First, structural mistakes since Governor Adrian Orr took office, and policy mistakes since the end of 2020 that were “unforced errors”.

Structural mistakes included the demise of the research team, which led to an inexcusable brain-drain. It installed a culture in which research was not appreciated by senior leadership, and there were some appointments of individuals to senior leadership positions, the board, and the monetary policy committee who did not have a credible history of research, expertise, or practice in monetary policy (often not even macroeconomics). This was contrary to international standards and focused on topics not related to core monetary policy making. By the way, the monetary policy committee, as far as I remember, has always made a unanimous decision, whereas that hardly ever happens in, for example, the United States.

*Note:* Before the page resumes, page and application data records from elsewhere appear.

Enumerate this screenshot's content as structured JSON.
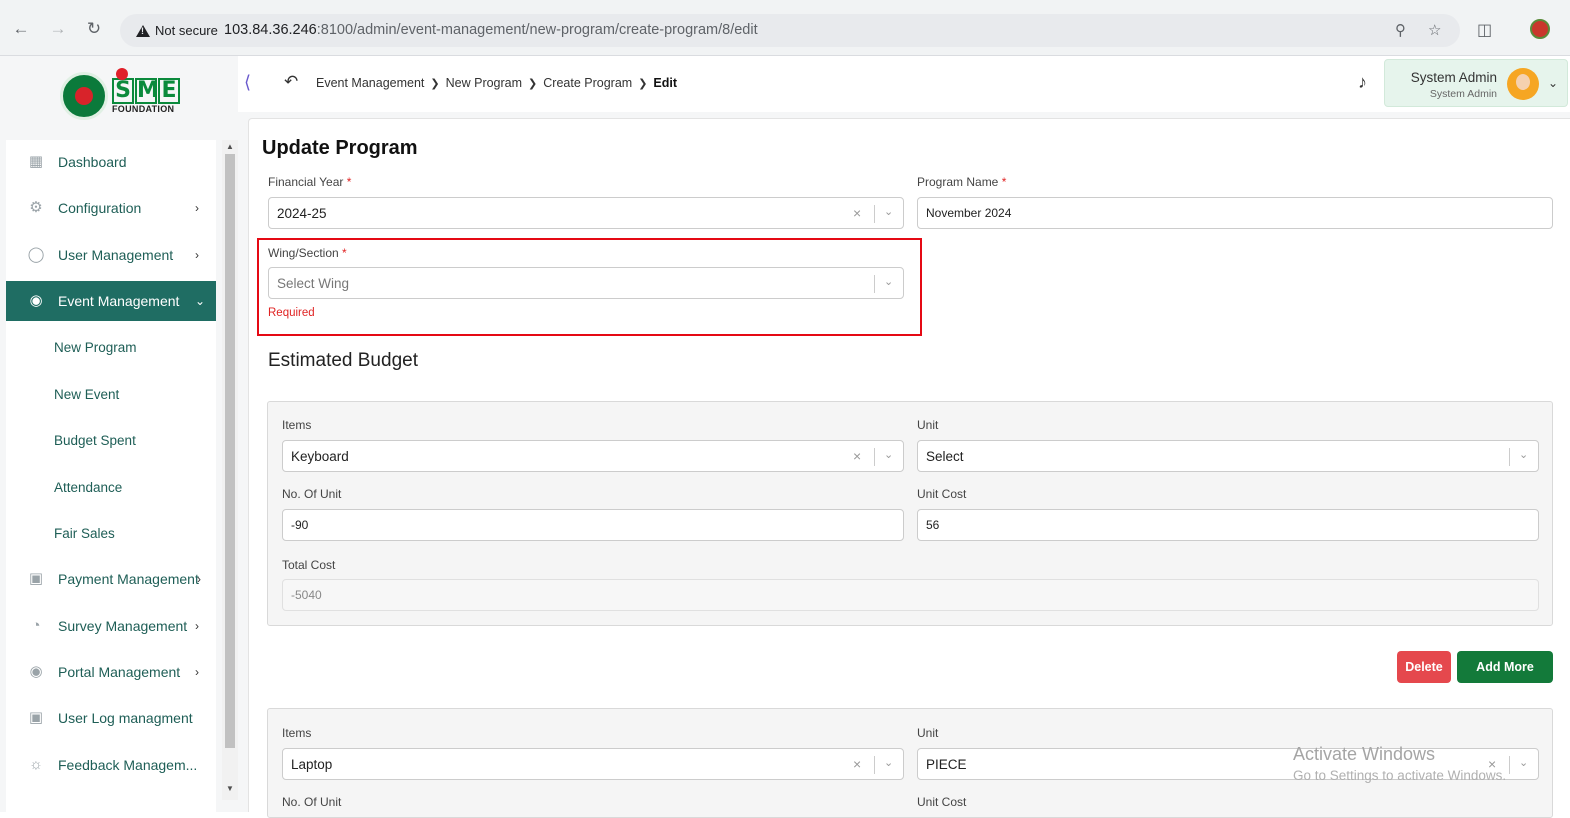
{
  "browser": {
    "security_label": "Not secure",
    "url_host": "103.84.36.246",
    "url_rest": ":8100/admin/event-management/new-program/create-program/8/edit"
  },
  "logo": {
    "letters": [
      "S",
      "M",
      "E"
    ],
    "foundation": "FOUNDATION"
  },
  "sidebar": {
    "items": [
      {
        "label": "Dashboard",
        "icon": "grid-icon"
      },
      {
        "label": "Configuration",
        "icon": "config-icon"
      },
      {
        "label": "User Management",
        "icon": "shield-icon"
      },
      {
        "label": "Event Management",
        "icon": "lock-icon"
      },
      {
        "label": "Payment Management",
        "icon": "payment-icon"
      },
      {
        "label": "Survey Management",
        "icon": "pie-icon"
      },
      {
        "label": "Portal Management",
        "icon": "lock-icon"
      },
      {
        "label": "User Log managment",
        "icon": "log-icon"
      },
      {
        "label": "Feedback Managem...",
        "icon": "feedback-icon"
      }
    ],
    "sub_items": [
      "New Program",
      "New Event",
      "Budget Spent",
      "Attendance",
      "Fair Sales"
    ]
  },
  "breadcrumb": {
    "items": [
      "Event Management",
      "New Program",
      "Create Program"
    ],
    "current": "Edit"
  },
  "user": {
    "name": "System Admin",
    "role": "System Admin"
  },
  "form": {
    "title": "Update Program",
    "financial_year": {
      "label": "Financial Year",
      "value": "2024-25"
    },
    "program_name": {
      "label": "Program Name",
      "value": "November 2024"
    },
    "wing": {
      "label": "Wing/Section",
      "placeholder": "Select Wing",
      "error": "Required"
    },
    "required_mark": "*"
  },
  "budget": {
    "title": "Estimated Budget",
    "labels": {
      "items": "Items",
      "unit": "Unit",
      "no_of_unit": "No. Of Unit",
      "unit_cost": "Unit Cost",
      "total_cost": "Total Cost"
    },
    "entries": [
      {
        "item": "Keyboard",
        "unit": "Select",
        "no_of_unit": "-90",
        "unit_cost": "56",
        "total_cost": "-5040"
      },
      {
        "item": "Laptop",
        "unit": "PIECE"
      }
    ],
    "delete_label": "Delete",
    "add_more_label": "Add More"
  },
  "watermark": {
    "line1": "Activate Windows",
    "line2": "Go to Settings to activate Windows."
  }
}
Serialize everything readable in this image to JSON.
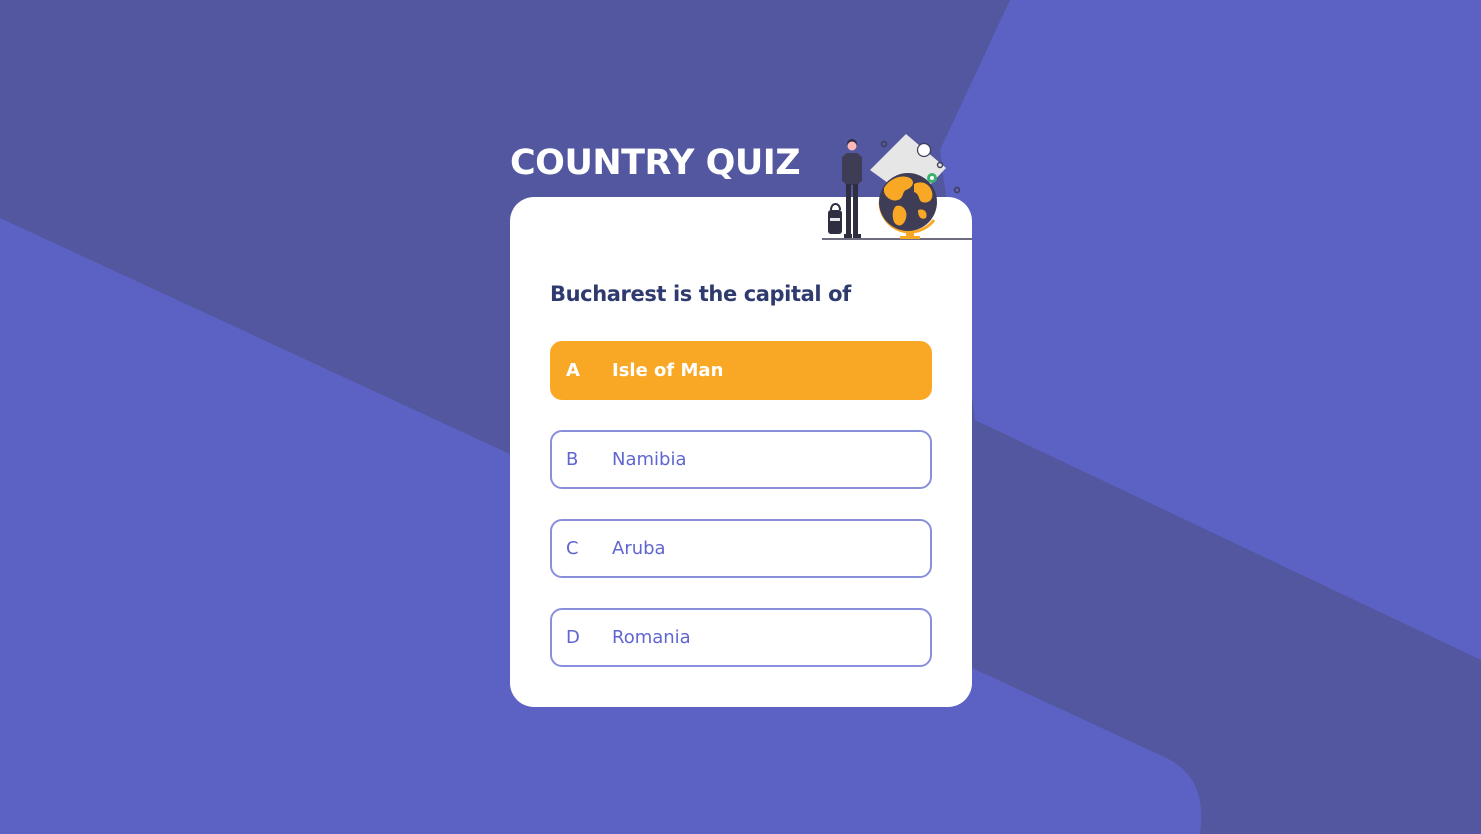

Second, monetary policy makers should, at least by early 2021, have realised the danger of high inflation rates combined with more insights into how Covid-19 affects the economy, and therefore should have increased the OCR at that time.

Even if the RBNZ had not made these mistakes, I doubt they could have avoided high inflation. At best, they could have limited the increase and maybe the duration of inflation. My guess is that, at best, they might have kept inflation somewhere about 5–5.5%.

At this point, the RBNZ can only hope that the economy will not experience a severe recession. However, hope is never a good strategy. As the saying goes: “Hindsight explains the injury that foresight would have prevented.”

Upward price pressures

Compare this to the May 2021 Monetary Policy Statement: “A range of domestic and international factors are expected to lift headline inflation above 2% for a period. Members noted these factors are expected to be temporary […].” It gets even better. “The Committee (monetary policy committee) discussed the risk that these one-off upward price pressures may promote a rise in more general inflation and inflation expectations. However, the Committee agreed that these risks to medium-term inflation were mitigated by ongoing global spare capacity and well-anchored inflation expectations.”

In the statement you can see a graph (Figure 2.16) that forecasts inflation. Guess what the maximum inflation rate was they predicted. It was way below 3% and, by now, should be closer to 1.5%!

Reserve Bank of New Zealand governor Adrian Orr gave a speech in March 2021 about “Some policy lessons from a year of Covid-19”. One section of his speech was titled “Being prepared beats guessing”. You cannot make this up.

We experience high inflation rates and then discuss the mistakes the RBNZ made that contributed to them. In short, and oversimplified, Covid-19 was a large labour supply shock rather than a demand shock.

Supply chain issues add to inflationary pressures. However, these have been easing for more than a year now. The Freightos Global Container Index has decreased since its peak in September 2021 by about 77%. The Russia-Ukraine war plays some role (mainly for energy, petrol, and food prices), but remember that inflation started to increase well before it. Further, the HWWI (Hamburgische WeltWirtschafts Institut) commodity price index has decreased by 20% since its peak. While these factors matter, they are not the key drivers.

  • Dr. Dennis Wesselbaum is a senior lecturer in the Department of Economics at the University of Otago.